Date of Submission

Spring 5-7-2024

Degree Type


Degree Name

Bachelor of Architecture



Committee Chair/First Advisor

Pegah Zamani


This thesis focuses on the problematic design trends of malls, particularly those that prioritize economic efficiency at the expense of social and environmental considerations. It highlights how many struggling or closed malls share similar design strategies, often focusing on retail anchor stores and circulation-centric layouts. These design choices have contributed to an unsuccessful typology over the years.

The thesis aims to address this issue by proposing a new approach to a case in Duluth, Georgia. It centers around the concept of liminality, referring to a transitional state characterized by continuity, obscurity, and sentimentality. By applying this concept, the thesis suggests reimagining the mall as a cultural hub, utilizing the abandoned space to create a cultural district.

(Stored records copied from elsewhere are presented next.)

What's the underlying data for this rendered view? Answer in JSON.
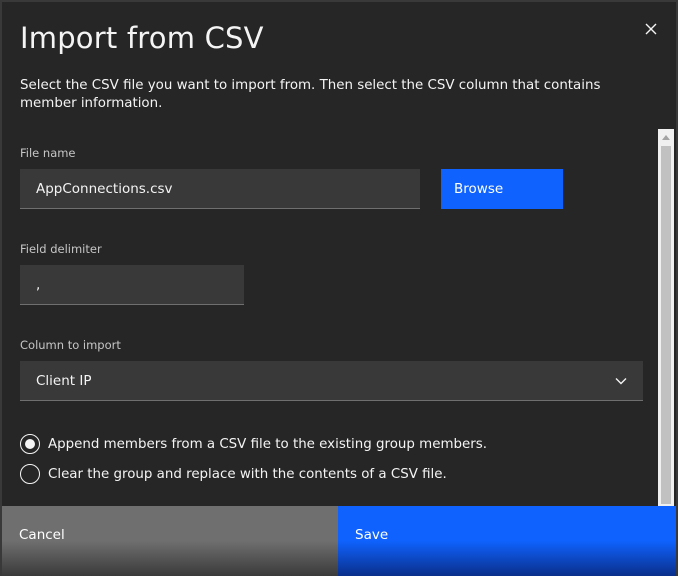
{
  "dialog": {
    "title": "Import from CSV",
    "description": "Select the CSV file you want to import from. Then select the CSV column that contains member information.",
    "close_icon": "close-icon"
  },
  "file_name": {
    "label": "File name",
    "value": "AppConnections.csv",
    "browse_label": "Browse"
  },
  "field_delimiter": {
    "label": "Field delimiter",
    "value": ","
  },
  "column_to_import": {
    "label": "Column to import",
    "selected": "Client IP",
    "icon": "chevron-down-icon"
  },
  "import_mode": {
    "options": [
      {
        "label": "Append members from a CSV file to the existing group members.",
        "selected": true
      },
      {
        "label": "Clear the group and replace with the contents of a CSV file.",
        "selected": false
      }
    ]
  },
  "footer": {
    "cancel_label": "Cancel",
    "save_label": "Save"
  },
  "colors": {
    "background": "#262626",
    "field": "#393939",
    "primary": "#0f62fe",
    "secondary": "#6f6f6f",
    "text": "#f4f4f4"
  }
}
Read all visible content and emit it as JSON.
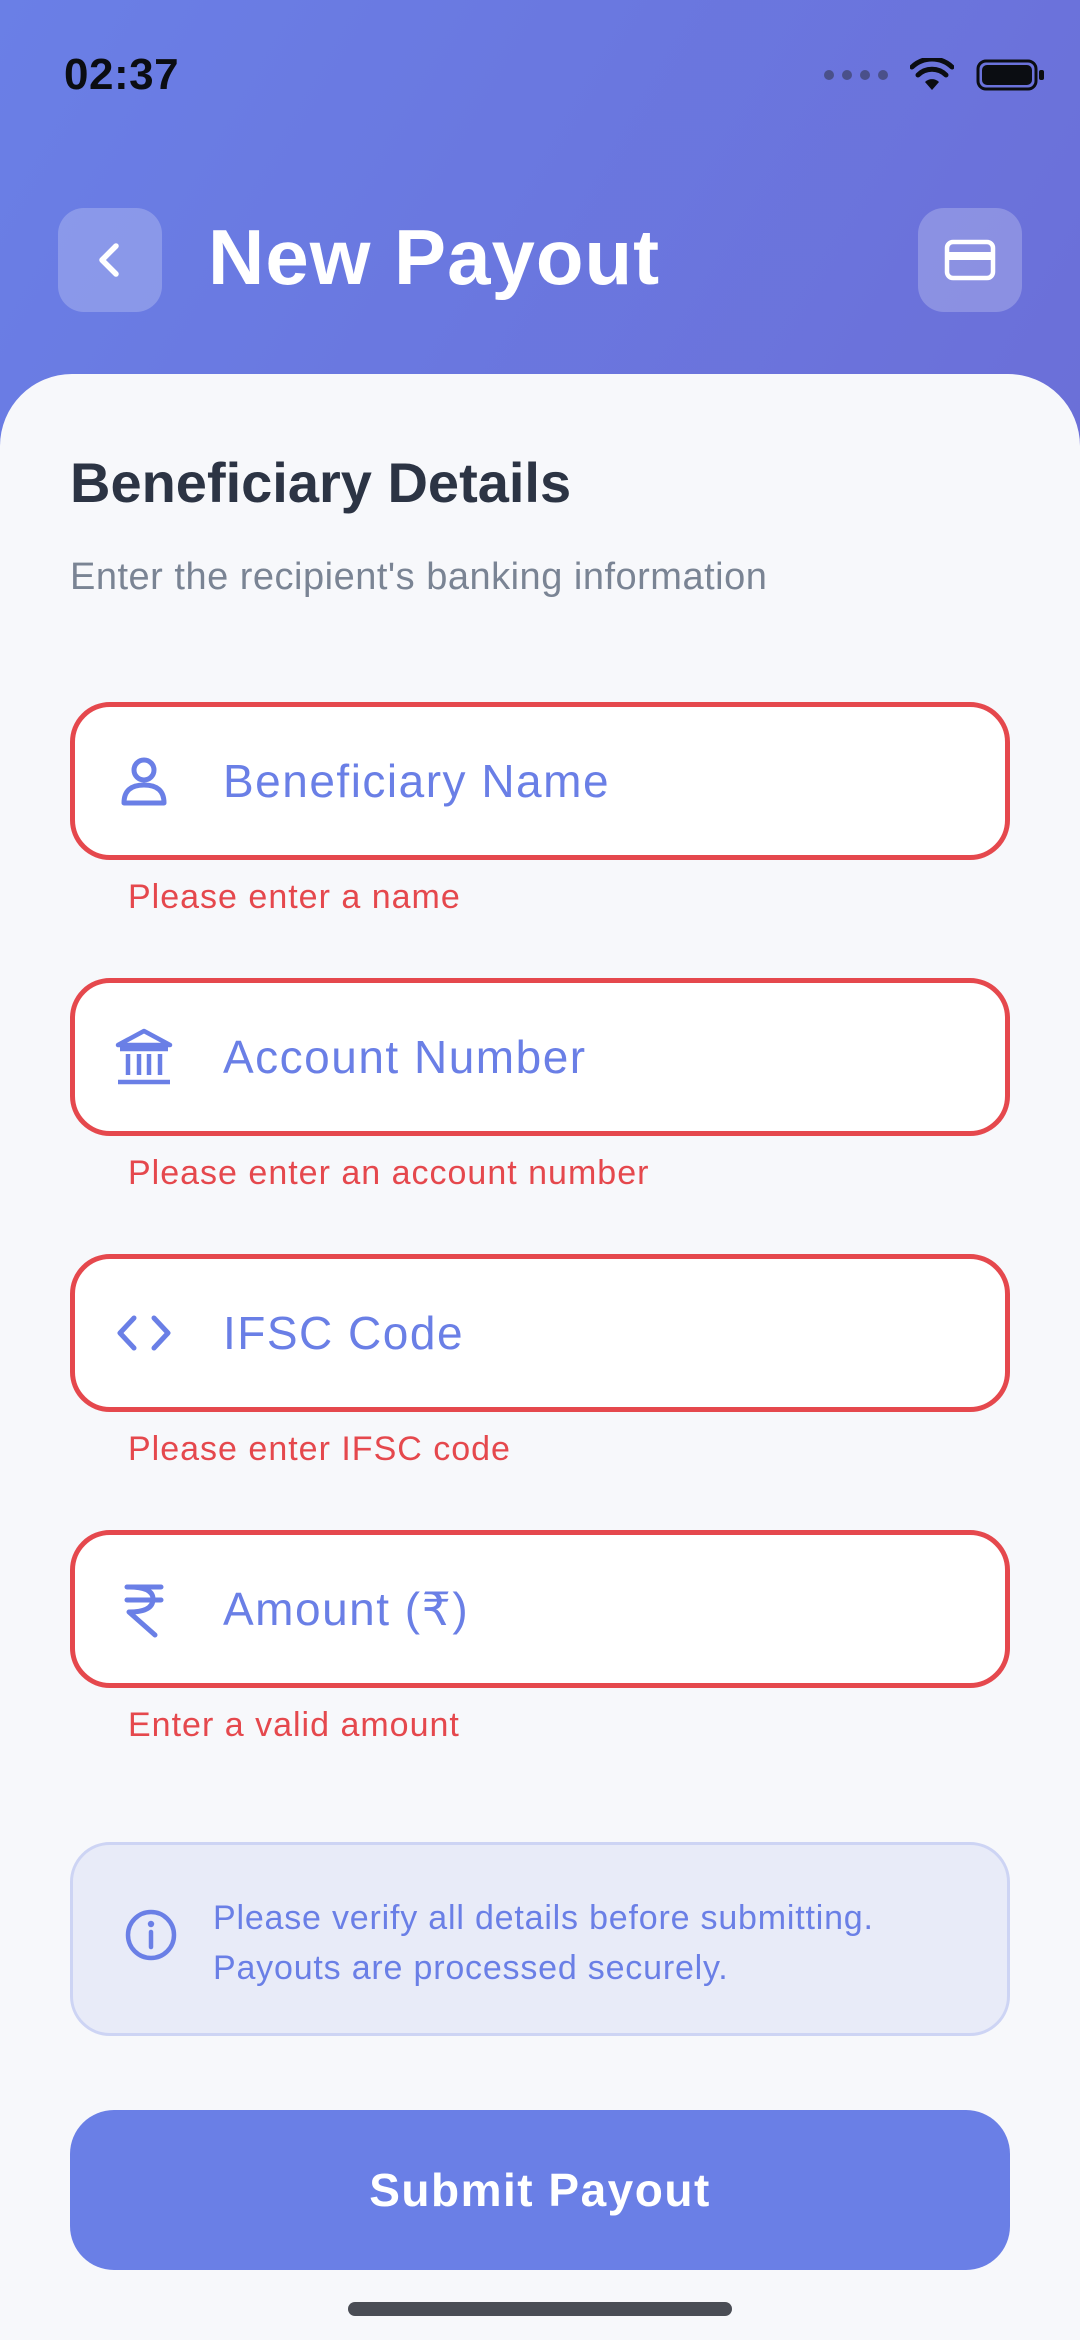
{
  "status_bar": {
    "time": "02:37",
    "icons": [
      "cellular-dots-icon",
      "wifi-icon",
      "battery-icon"
    ]
  },
  "header": {
    "title": "New Payout",
    "back_icon": "chevron-left-icon",
    "right_icon": "credit-card-icon"
  },
  "section": {
    "title": "Beneficiary Details",
    "subtitle": "Enter the recipient's banking information"
  },
  "fields": [
    {
      "placeholder": "Beneficiary Name",
      "value": "",
      "icon": "person-icon",
      "error": "Please enter a name"
    },
    {
      "placeholder": "Account Number",
      "value": "",
      "icon": "bank-icon",
      "error": "Please enter an account number"
    },
    {
      "placeholder": "IFSC Code",
      "value": "",
      "icon": "code-icon",
      "error": "Please enter IFSC code"
    },
    {
      "placeholder": "Amount (₹)",
      "value": "",
      "icon": "rupee-icon",
      "error": "Enter a valid amount"
    }
  ],
  "info": {
    "icon": "info-icon",
    "line1": "Please verify all details before submitting.",
    "line2": "Payouts are processed securely."
  },
  "submit": {
    "label": "Submit Payout"
  },
  "colors": {
    "accent": "#6a7fe6",
    "error": "#e5484d",
    "heading": "#2c3444",
    "muted": "#7a8494",
    "info_bg": "#e8ebf8"
  }
}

In this proposed cultural district, the focus shifts from solely economic activities to providing a space for meaningful human-centric experiences. By incorporating elements of liminality, such as continuity in the cultural narrative, obscurity in the blending of diverse cultural influences, and sentimentality in fostering emotional connections, the redesigned mall becomes more than just a commercial space—it becomes a place for community engagement, artistic expression, and social cohesion.

Included in

Architecture Commons